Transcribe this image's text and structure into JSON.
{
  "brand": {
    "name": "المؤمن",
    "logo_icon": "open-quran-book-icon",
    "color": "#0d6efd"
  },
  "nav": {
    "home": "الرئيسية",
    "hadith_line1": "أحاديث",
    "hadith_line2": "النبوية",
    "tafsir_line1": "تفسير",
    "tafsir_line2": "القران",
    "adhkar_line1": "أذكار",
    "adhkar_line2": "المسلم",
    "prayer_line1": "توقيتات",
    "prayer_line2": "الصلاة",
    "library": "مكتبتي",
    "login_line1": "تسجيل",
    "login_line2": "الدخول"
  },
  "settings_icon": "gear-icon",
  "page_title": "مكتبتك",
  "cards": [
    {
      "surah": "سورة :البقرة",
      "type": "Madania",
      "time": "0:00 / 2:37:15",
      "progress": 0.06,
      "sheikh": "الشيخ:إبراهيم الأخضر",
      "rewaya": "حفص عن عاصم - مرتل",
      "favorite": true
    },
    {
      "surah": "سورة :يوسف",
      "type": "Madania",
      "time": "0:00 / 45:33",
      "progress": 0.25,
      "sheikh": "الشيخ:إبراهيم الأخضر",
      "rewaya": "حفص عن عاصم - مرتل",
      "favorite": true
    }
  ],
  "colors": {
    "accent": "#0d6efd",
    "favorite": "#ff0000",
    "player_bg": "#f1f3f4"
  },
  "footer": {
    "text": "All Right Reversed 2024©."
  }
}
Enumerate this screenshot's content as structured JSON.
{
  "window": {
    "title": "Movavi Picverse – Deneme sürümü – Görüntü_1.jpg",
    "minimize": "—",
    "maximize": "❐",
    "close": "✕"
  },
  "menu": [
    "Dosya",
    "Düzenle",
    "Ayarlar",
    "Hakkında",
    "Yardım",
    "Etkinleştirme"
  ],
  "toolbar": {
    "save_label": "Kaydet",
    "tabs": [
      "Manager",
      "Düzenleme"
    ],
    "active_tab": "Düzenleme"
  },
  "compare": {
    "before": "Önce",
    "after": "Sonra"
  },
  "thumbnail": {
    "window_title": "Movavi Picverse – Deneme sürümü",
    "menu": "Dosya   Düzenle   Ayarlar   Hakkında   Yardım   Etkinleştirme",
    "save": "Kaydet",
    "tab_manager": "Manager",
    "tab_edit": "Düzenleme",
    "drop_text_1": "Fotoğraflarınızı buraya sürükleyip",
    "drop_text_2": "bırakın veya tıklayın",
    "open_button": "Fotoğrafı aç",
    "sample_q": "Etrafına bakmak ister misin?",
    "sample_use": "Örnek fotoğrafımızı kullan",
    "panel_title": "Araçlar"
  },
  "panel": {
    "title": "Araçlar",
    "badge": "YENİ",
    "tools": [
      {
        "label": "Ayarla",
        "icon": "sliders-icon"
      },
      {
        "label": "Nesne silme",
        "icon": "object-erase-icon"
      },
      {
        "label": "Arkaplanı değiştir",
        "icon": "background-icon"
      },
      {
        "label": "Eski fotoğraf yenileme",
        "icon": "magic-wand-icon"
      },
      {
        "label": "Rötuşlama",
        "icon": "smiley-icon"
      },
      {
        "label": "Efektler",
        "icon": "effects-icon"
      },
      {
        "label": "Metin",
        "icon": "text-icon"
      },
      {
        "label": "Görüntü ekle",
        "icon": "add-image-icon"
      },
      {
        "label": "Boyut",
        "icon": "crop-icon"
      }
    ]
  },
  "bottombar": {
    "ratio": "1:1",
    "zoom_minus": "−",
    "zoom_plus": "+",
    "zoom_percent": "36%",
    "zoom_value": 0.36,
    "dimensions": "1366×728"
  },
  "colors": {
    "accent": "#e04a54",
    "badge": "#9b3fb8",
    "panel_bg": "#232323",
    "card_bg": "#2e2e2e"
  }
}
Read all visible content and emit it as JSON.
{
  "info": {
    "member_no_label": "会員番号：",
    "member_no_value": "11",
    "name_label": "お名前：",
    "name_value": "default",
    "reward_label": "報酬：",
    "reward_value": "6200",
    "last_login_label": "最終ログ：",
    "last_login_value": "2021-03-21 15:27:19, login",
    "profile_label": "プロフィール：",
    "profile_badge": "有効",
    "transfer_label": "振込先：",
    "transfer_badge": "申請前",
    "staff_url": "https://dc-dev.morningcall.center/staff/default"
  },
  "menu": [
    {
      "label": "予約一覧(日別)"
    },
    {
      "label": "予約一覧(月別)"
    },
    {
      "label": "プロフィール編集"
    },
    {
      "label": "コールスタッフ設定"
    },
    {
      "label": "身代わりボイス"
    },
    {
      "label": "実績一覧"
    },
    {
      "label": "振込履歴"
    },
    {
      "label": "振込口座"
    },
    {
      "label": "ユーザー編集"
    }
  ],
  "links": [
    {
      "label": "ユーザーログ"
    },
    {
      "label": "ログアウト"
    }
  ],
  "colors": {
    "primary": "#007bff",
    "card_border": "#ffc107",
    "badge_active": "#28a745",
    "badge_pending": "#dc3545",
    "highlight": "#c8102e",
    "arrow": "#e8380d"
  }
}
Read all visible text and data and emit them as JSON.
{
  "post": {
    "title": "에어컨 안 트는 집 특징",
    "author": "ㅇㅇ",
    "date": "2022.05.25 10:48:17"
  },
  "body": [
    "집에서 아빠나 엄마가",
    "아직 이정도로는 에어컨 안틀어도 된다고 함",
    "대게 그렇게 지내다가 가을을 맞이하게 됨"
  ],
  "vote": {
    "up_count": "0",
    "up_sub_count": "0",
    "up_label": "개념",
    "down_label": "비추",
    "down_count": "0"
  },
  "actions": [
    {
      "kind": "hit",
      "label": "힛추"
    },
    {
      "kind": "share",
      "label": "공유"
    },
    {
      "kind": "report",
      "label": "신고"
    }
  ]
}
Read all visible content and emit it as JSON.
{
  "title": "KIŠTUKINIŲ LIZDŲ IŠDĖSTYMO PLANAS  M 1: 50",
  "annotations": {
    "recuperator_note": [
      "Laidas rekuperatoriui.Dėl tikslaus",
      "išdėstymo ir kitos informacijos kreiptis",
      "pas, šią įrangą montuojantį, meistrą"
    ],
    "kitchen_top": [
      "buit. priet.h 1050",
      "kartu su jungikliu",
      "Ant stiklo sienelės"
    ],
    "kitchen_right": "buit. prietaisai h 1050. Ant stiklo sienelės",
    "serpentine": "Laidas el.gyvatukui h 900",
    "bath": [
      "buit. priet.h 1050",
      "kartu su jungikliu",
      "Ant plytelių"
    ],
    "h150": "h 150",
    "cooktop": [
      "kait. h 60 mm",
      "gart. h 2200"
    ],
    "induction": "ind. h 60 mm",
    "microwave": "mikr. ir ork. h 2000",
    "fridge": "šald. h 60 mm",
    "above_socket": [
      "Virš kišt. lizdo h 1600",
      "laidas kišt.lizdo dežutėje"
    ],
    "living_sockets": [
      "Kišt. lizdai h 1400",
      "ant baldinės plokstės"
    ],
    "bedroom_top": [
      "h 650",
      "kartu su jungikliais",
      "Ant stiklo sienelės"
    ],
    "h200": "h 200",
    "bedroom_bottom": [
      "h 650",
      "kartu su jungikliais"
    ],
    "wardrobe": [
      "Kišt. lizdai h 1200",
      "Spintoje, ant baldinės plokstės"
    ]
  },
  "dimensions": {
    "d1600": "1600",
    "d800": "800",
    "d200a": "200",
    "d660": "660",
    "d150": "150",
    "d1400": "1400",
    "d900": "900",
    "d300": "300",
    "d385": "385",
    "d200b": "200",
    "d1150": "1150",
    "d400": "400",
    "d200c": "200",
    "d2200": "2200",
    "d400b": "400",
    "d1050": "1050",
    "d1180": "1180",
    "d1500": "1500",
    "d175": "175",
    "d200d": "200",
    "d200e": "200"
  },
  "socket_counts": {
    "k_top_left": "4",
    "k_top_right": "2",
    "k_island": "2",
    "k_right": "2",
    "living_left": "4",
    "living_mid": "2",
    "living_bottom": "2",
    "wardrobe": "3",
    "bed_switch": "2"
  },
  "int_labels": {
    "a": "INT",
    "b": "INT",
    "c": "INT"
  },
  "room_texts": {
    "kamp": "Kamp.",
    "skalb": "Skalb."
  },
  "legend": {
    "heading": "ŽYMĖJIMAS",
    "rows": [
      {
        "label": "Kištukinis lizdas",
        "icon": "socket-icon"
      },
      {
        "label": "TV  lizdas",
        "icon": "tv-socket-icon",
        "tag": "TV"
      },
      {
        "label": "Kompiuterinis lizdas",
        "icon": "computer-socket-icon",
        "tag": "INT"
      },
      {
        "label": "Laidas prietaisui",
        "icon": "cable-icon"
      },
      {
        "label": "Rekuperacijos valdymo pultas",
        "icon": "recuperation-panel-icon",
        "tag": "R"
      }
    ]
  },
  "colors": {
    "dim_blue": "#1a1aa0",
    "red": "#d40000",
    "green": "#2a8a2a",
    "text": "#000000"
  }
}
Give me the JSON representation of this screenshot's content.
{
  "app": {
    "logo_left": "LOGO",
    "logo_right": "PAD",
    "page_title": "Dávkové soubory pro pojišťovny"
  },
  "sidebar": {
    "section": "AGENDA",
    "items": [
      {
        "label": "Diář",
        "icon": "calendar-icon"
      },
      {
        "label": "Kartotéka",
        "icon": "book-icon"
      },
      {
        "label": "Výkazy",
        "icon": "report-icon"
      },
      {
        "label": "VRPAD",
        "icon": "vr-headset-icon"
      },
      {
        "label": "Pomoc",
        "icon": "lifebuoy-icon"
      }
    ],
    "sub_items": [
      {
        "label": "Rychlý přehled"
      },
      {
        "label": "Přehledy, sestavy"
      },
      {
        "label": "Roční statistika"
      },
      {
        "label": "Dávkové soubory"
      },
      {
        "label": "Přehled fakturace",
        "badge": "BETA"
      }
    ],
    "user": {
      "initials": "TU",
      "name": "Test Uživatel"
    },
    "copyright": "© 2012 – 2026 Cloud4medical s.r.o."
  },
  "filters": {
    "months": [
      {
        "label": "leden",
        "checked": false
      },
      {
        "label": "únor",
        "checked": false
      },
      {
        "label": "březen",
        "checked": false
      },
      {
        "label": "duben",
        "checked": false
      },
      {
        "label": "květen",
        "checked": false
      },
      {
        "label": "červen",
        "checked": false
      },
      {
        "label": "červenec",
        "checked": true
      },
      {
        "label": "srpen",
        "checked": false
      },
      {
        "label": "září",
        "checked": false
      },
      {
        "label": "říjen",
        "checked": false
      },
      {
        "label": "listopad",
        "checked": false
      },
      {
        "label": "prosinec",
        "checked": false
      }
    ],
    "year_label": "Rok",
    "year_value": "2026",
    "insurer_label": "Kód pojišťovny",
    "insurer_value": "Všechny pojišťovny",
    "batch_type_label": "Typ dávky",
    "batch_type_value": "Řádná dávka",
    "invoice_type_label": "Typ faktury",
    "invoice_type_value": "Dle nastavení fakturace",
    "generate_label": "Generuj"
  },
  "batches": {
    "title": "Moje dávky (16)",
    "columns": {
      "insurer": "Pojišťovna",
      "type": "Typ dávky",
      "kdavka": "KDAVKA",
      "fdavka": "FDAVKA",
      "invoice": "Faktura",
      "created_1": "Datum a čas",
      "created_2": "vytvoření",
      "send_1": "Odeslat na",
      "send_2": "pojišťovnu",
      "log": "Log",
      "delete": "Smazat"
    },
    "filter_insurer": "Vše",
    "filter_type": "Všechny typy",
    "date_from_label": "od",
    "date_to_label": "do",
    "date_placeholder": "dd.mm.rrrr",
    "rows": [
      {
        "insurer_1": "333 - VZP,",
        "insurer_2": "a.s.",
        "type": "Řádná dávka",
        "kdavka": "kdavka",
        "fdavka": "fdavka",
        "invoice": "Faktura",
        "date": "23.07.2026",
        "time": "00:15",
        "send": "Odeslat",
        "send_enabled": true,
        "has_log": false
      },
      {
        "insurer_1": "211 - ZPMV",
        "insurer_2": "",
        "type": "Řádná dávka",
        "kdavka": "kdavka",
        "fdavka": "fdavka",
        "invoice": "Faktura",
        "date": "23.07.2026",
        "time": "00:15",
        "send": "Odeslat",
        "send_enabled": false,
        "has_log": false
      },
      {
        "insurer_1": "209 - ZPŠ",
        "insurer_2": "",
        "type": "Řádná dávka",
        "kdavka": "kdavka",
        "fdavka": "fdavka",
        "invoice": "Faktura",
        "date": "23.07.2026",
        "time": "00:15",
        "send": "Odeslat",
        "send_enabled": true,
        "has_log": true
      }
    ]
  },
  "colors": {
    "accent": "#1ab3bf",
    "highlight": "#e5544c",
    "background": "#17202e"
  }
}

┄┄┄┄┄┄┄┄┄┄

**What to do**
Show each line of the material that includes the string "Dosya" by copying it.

**Answer area**
    "Dosya",
    "menu": "Dosya   Düzenle   Ayarlar   Hakkında   Yardım   Etkinleştirme",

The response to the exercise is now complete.